▶ **What is needed**:
Each record that follows goes into your reply unchanged; the pictures do not.
=======
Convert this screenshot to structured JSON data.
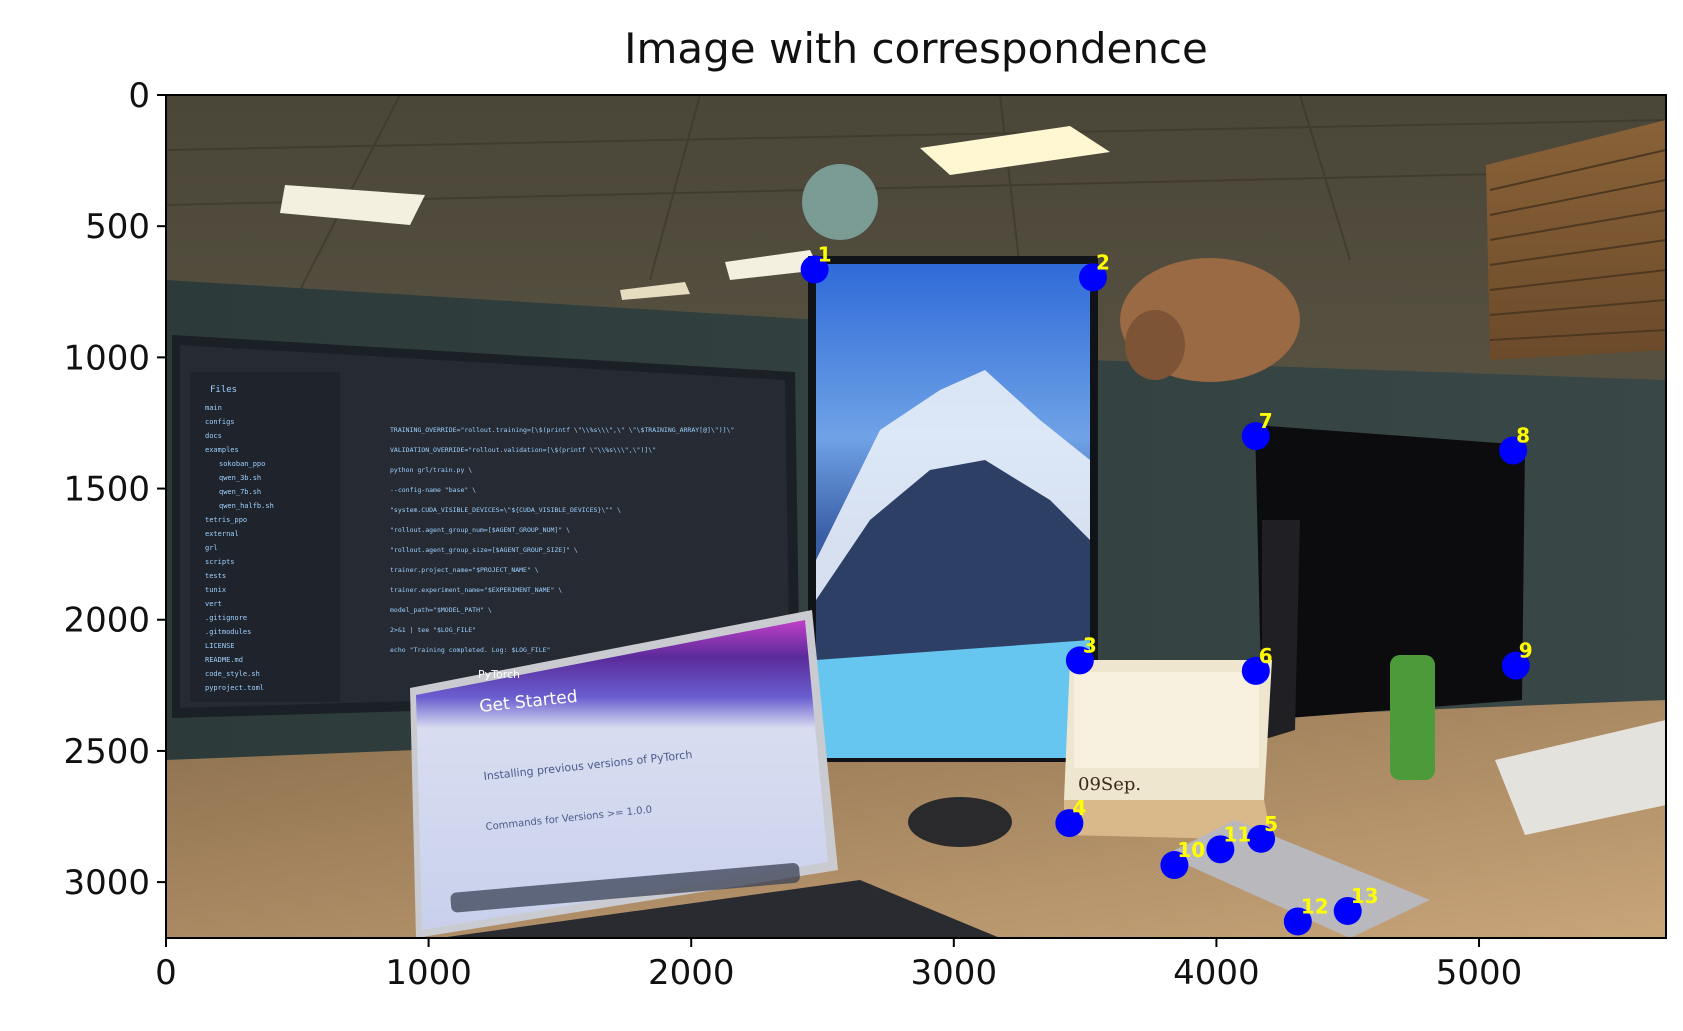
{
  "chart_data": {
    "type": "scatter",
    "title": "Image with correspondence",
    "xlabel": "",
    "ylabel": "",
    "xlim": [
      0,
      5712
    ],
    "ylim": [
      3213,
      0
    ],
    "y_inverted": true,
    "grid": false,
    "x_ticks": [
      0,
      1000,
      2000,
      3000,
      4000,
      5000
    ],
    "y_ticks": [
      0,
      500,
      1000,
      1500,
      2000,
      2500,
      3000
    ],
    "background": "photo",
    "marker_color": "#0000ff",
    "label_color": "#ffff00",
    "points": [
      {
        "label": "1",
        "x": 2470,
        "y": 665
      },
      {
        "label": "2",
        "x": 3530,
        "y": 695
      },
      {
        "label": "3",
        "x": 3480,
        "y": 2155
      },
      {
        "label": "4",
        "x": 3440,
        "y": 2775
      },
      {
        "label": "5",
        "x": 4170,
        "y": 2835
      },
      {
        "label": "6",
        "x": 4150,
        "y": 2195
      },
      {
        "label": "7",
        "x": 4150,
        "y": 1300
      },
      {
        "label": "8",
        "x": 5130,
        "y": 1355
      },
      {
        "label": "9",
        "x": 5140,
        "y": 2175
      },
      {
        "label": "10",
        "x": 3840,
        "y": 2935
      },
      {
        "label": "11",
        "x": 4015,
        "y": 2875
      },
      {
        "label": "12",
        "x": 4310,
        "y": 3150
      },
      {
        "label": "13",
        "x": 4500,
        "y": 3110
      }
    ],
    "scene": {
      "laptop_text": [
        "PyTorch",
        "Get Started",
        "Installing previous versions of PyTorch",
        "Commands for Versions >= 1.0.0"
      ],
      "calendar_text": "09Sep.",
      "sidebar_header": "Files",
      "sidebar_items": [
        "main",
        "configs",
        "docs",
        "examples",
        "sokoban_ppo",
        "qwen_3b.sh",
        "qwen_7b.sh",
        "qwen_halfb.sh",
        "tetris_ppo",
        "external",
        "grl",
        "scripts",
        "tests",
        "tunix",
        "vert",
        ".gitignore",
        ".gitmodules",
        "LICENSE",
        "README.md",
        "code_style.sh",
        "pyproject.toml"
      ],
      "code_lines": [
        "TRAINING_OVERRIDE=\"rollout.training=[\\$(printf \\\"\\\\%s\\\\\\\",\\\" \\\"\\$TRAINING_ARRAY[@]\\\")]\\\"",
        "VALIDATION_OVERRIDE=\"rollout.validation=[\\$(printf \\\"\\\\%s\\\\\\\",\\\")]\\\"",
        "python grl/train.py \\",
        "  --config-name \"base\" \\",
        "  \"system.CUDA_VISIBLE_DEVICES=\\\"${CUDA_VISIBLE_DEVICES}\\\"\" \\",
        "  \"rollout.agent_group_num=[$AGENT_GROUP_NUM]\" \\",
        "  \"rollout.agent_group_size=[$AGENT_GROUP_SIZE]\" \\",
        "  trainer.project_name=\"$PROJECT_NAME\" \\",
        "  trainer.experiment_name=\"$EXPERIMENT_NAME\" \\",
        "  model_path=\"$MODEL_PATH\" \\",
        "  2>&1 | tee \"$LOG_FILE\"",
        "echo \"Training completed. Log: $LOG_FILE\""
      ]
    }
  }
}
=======
▶ **Completed exercise**:
Convert this screenshot to structured JSON data.
{
  "chart_data": {
    "type": "scatter",
    "title": "Image with correspondence",
    "xlabel": "",
    "ylabel": "",
    "xlim": [
      0,
      5712
    ],
    "ylim": [
      3213,
      0
    ],
    "y_inverted": true,
    "grid": false,
    "x_ticks": [
      0,
      1000,
      2000,
      3000,
      4000,
      5000
    ],
    "y_ticks": [
      0,
      500,
      1000,
      1500,
      2000,
      2500,
      3000
    ],
    "background": "photo",
    "marker_color": "#0000ff",
    "label_color": "#ffff00",
    "points": [
      {
        "label": "1",
        "x": 2470,
        "y": 665
      },
      {
        "label": "2",
        "x": 3530,
        "y": 695
      },
      {
        "label": "3",
        "x": 3480,
        "y": 2155
      },
      {
        "label": "4",
        "x": 3440,
        "y": 2775
      },
      {
        "label": "5",
        "x": 4170,
        "y": 2835
      },
      {
        "label": "6",
        "x": 4150,
        "y": 2195
      },
      {
        "label": "7",
        "x": 4150,
        "y": 1300
      },
      {
        "label": "8",
        "x": 5130,
        "y": 1355
      },
      {
        "label": "9",
        "x": 5140,
        "y": 2175
      },
      {
        "label": "10",
        "x": 3840,
        "y": 2935
      },
      {
        "label": "11",
        "x": 4015,
        "y": 2875
      },
      {
        "label": "12",
        "x": 4310,
        "y": 3150
      },
      {
        "label": "13",
        "x": 4500,
        "y": 3110
      }
    ],
    "scene": {
      "laptop_text": [
        "PyTorch",
        "Get Started",
        "Installing previous versions of PyTorch",
        "Commands for Versions >= 1.0.0"
      ],
      "calendar_text": "09Sep.",
      "sidebar_header": "Files",
      "sidebar_items": [
        "main",
        "configs",
        "docs",
        "examples",
        "sokoban_ppo",
        "qwen_3b.sh",
        "qwen_7b.sh",
        "qwen_halfb.sh",
        "tetris_ppo",
        "external",
        "grl",
        "scripts",
        "tests",
        "tunix",
        "vert",
        ".gitignore",
        ".gitmodules",
        "LICENSE",
        "README.md",
        "code_style.sh",
        "pyproject.toml"
      ],
      "code_lines": [
        "TRAINING_OVERRIDE=\"rollout.training=[\\$(printf \\\"\\\\%s\\\\\\\",\\\" \\\"\\$TRAINING_ARRAY[@]\\\")]\\\"",
        "VALIDATION_OVERRIDE=\"rollout.validation=[\\$(printf \\\"\\\\%s\\\\\\\",\\\")]\\\"",
        "python grl/train.py \\",
        "  --config-name \"base\" \\",
        "  \"system.CUDA_VISIBLE_DEVICES=\\\"${CUDA_VISIBLE_DEVICES}\\\"\" \\",
        "  \"rollout.agent_group_num=[$AGENT_GROUP_NUM]\" \\",
        "  \"rollout.agent_group_size=[$AGENT_GROUP_SIZE]\" \\",
        "  trainer.project_name=\"$PROJECT_NAME\" \\",
        "  trainer.experiment_name=\"$EXPERIMENT_NAME\" \\",
        "  model_path=\"$MODEL_PATH\" \\",
        "  2>&1 | tee \"$LOG_FILE\"",
        "echo \"Training completed. Log: $LOG_FILE\""
      ]
    }
  }
}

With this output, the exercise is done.